__Task details__.
Look at each line of the listing. Copy those that hold the string "cairoshell".

__Entries shown__.
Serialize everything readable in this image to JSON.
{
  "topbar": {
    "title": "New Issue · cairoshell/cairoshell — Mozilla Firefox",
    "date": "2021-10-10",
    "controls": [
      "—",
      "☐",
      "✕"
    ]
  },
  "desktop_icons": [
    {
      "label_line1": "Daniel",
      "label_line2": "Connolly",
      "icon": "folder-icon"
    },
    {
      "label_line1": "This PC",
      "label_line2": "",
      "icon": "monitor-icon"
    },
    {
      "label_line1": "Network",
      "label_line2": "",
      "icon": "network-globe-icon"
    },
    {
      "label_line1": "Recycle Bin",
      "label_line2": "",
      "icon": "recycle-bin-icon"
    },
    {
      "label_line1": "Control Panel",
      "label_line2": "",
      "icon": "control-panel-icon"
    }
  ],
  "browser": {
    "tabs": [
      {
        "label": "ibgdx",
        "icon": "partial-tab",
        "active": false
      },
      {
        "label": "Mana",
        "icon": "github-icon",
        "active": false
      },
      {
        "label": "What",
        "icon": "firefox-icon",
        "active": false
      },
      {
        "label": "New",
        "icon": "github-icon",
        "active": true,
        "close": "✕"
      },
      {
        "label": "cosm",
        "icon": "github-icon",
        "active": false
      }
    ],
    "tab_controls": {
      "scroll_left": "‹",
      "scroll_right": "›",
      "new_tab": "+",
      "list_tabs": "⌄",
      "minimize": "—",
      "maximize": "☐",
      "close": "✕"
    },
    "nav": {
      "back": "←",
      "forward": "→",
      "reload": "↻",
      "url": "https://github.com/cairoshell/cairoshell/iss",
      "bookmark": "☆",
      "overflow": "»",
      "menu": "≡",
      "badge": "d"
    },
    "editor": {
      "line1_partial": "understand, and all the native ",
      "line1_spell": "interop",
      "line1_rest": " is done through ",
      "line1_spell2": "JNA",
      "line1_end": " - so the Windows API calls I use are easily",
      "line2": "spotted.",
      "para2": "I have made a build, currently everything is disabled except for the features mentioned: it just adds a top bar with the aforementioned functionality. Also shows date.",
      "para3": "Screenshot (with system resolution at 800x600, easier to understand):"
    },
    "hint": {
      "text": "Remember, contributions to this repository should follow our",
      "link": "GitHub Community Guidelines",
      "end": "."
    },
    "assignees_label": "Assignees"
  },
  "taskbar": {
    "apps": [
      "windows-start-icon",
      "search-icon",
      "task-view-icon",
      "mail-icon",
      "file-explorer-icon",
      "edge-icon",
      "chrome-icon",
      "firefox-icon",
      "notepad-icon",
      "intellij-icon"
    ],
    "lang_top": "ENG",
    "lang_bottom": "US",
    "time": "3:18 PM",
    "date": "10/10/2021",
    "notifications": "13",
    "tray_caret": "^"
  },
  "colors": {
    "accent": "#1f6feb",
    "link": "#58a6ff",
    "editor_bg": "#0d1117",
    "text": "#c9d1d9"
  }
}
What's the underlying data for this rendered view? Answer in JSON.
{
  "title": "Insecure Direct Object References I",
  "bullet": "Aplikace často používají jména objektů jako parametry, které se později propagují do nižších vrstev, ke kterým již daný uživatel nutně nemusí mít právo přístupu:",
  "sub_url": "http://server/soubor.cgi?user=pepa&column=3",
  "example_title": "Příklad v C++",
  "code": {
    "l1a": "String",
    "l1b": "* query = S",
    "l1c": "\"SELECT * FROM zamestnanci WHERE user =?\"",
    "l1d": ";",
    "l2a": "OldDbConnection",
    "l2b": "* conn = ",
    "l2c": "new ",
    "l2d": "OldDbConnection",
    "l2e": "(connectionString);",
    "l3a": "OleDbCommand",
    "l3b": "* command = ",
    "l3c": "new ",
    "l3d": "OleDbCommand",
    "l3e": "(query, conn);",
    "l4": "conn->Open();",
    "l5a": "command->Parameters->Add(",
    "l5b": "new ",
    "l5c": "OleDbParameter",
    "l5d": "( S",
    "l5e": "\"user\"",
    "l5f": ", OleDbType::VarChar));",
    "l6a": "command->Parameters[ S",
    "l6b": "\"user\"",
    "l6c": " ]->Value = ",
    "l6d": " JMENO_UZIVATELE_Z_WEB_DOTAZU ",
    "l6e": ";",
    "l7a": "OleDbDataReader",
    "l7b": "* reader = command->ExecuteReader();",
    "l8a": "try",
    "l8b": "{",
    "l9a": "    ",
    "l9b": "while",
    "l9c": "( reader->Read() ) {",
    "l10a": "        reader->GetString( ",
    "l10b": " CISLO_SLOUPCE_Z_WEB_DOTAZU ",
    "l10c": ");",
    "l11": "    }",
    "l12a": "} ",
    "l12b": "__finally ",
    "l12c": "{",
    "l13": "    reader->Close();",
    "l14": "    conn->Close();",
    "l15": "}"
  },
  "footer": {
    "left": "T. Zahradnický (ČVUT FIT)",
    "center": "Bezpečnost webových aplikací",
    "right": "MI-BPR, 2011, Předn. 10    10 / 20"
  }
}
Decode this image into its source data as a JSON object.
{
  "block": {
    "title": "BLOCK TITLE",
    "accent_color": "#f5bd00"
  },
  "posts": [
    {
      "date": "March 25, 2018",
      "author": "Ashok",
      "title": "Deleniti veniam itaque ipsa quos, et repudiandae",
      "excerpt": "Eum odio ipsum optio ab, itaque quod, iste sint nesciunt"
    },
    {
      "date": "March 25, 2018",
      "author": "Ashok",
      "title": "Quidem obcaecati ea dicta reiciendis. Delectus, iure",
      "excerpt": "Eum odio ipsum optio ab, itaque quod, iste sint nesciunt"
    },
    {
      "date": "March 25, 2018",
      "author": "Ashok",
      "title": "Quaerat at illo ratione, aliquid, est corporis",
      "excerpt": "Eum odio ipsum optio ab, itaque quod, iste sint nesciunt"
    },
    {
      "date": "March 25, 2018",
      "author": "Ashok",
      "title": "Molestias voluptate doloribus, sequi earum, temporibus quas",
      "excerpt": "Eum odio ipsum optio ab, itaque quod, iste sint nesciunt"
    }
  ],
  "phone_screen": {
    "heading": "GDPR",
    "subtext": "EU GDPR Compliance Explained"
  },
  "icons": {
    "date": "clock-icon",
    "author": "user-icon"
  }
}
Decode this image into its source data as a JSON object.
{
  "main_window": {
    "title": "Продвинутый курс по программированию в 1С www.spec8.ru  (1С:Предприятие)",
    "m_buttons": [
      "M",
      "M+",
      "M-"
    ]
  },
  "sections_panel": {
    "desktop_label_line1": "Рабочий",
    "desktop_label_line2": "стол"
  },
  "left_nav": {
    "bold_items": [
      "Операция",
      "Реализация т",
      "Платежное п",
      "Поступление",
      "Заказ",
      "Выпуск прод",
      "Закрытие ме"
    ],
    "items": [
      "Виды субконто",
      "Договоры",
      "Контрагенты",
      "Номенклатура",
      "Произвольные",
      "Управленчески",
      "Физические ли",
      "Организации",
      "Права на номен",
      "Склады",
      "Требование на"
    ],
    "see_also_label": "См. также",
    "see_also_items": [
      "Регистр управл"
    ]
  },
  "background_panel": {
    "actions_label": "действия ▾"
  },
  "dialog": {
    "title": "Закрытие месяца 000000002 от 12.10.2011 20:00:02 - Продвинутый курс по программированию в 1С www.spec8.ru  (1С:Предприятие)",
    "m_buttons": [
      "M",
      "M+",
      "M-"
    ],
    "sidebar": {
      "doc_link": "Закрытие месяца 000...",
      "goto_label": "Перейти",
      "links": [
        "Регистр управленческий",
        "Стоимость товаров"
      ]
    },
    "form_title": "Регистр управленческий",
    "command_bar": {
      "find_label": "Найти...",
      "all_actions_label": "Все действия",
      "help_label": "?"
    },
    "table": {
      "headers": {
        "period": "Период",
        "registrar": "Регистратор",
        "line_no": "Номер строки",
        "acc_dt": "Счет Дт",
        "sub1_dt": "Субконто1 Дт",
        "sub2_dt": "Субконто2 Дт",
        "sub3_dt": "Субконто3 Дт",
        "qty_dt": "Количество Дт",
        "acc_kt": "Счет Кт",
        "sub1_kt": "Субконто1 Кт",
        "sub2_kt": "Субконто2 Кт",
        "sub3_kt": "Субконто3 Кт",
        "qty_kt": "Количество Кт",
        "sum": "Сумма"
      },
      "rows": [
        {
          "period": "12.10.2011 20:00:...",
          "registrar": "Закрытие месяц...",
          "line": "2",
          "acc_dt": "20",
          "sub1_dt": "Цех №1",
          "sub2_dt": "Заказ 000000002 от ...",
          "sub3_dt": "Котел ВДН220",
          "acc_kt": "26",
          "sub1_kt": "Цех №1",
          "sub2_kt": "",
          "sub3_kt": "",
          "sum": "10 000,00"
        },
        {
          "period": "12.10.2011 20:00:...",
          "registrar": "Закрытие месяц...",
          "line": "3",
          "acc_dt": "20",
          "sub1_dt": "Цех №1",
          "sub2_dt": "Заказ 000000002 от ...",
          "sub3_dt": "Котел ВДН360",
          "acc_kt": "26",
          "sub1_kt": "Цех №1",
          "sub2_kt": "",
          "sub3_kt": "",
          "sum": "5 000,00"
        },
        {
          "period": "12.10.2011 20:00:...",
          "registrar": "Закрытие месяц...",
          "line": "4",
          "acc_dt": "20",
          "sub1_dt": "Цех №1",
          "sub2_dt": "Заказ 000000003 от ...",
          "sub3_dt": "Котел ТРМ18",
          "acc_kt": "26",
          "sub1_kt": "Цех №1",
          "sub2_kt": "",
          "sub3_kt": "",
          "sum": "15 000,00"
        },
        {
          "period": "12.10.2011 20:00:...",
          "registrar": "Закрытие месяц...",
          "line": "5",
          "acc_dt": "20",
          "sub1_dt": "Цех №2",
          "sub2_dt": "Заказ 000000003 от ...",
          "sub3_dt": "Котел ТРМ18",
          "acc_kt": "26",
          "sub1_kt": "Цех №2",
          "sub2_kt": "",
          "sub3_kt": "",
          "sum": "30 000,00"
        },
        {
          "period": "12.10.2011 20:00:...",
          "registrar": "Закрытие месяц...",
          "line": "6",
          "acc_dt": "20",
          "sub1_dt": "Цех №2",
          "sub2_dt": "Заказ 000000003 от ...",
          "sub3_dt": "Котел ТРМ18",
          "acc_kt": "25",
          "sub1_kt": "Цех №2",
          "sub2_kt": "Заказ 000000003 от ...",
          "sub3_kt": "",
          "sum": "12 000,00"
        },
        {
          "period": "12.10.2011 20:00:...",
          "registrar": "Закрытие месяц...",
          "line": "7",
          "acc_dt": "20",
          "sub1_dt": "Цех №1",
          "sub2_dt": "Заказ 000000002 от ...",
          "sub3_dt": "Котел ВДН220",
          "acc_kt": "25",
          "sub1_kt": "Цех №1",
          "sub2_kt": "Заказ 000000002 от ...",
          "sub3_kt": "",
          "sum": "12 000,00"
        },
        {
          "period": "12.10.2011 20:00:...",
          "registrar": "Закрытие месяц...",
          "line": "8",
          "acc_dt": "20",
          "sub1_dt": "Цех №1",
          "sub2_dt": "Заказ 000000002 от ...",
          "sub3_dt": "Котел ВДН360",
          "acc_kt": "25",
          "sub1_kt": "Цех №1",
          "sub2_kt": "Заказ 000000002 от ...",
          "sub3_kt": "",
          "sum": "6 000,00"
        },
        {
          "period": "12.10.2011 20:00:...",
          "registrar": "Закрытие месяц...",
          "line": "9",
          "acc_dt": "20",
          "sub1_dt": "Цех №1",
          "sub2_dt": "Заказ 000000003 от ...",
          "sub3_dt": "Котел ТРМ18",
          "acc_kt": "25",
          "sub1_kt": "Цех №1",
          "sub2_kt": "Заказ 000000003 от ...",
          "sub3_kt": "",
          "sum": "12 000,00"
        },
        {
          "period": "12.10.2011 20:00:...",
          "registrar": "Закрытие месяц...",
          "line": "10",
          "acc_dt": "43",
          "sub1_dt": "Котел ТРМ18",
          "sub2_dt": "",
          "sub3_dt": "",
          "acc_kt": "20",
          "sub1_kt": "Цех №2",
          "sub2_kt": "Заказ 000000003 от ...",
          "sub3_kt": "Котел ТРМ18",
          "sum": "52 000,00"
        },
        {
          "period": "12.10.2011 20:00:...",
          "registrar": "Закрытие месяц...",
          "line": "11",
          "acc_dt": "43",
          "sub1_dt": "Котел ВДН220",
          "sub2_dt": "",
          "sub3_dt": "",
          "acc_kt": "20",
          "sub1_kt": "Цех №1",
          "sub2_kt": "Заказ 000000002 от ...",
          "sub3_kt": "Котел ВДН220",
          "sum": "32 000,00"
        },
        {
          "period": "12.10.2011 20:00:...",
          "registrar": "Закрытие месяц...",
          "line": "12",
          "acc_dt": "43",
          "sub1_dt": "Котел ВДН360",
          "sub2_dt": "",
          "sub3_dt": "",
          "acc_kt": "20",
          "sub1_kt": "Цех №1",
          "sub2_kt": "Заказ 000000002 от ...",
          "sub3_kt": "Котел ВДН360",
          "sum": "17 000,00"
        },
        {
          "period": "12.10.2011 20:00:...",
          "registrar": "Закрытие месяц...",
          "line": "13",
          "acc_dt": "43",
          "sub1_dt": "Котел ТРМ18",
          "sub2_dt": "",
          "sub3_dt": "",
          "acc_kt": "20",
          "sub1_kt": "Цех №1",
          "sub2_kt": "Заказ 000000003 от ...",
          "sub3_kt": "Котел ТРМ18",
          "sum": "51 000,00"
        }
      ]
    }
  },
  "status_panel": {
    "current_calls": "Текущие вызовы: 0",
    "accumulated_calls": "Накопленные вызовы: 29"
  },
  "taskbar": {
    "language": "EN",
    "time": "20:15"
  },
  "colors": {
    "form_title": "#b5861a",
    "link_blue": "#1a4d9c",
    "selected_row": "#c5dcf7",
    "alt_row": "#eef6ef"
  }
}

__Task answer__.
    "title": "New Issue · cairoshell/cairoshell — Mozilla Firefox",
      "url": "https://github.com/cairoshell/cairoshell/iss",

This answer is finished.